Great, Lent's coming up next week. I get uncomfortable just thinking of all those cheery folks who hunker down like the groundhog, waiting for the end of 40 days and 40 nights. And don't get me started on ashes on my forehead. I did that a couple of times and it creeped me out.
For starters, Lent means slow, and I move at a pretty good clip, age and weather notwithstanding. So I don't want to keep thinking slow, even if it's only for a while. I wouldn't mind allegro, or even andante, but lent slows me down.
Then there's that fasting thing which I never got. When I was in grade school, I took wonderful, sticky, peach jam sandwiches for lunch on Fridays because I never acquired a taste for peanut butter. At night, I'd eat my favorite meal of all: fish sticks and tater tots. So where was the fast, I ask you? And how does "fast" go with lent which means slow? That stops me. If I can eat my favorite foods, how is it any kind of sacrifice? If fasting meant you had to eat peanut butter, I would understand completely, but not when I'm feasting on mac and cheese, or tuna casserole, or Velveeta sandwiches on Kreamo. Those were my Lent mainstays and I never felt the pinch of fasting.
Past fasting, where you eat less or stop eating meat, there's the whole giving up thing. My mother found out sometime in the 1950s that Lent doesn't technically include Sundays, so she would give up her favorite snack, fresh, homemade popcorn, and make huge batches of it on Sundays. I got really confused by this because we ended up eating way more popcorn in Lent on non-Lent Sunday afternoons than any other time of the year.

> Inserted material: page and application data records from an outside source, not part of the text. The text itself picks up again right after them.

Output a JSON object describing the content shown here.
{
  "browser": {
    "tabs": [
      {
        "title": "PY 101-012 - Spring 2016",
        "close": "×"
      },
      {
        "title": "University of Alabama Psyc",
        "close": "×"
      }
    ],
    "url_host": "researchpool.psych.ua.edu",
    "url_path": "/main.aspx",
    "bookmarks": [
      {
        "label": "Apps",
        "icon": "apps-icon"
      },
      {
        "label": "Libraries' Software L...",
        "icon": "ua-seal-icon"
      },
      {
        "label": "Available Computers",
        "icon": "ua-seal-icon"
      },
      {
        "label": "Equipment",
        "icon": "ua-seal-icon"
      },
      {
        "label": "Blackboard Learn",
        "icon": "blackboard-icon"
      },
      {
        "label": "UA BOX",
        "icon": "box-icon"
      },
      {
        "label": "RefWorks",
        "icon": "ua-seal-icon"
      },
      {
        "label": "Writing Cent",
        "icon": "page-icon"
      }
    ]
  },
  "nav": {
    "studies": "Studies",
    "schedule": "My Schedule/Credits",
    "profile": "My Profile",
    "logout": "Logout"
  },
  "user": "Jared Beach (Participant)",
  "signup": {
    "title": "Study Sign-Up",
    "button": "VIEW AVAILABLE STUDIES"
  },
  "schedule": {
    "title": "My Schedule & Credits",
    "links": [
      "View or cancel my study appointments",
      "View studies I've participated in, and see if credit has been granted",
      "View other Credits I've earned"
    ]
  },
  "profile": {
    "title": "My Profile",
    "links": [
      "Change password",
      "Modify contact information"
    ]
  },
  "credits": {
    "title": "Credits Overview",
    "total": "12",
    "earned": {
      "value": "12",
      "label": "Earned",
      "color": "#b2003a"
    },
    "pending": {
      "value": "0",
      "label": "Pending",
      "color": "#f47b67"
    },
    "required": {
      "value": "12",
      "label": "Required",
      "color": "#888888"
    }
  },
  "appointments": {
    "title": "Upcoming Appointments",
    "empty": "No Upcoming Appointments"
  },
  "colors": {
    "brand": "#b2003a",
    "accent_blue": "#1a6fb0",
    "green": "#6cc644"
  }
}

I have known people to give up TV shows, chocolate, desserts in general, and riding in cars, in favor of walking. Over the course of my more observant Lents, I have given up all those things and more and I have nothing to show for it. It's dumb to sit over a nice lunch with friends comparing Lenten give-ups, or whatever they're called. "Oh, I can't wait until Easter to eat chocolate again," or "I never thought I'd be able to give up Twinkies for more than a few hours." And now, everybody has to give up Twinkies. What a waste.
So, I decided years ago that I would take Lent on my own terms. I don't give up things, I don't fast, and I shun all guilt associated with it. I do things. During Lent, I slow down to see where I can spread a little genuine kindness. I figure if I can do that successfully, at the end of the 40 days and 40 nights, I will have accomplished something that no amount of chocolate fasting or popcorn rejection will match. I will have increased my own karma by a tiny percentage and that's all fine, because everyone else will benefit as well.
So here's to all the pancakes and scrambled egg suppers ahead. What can I get for you?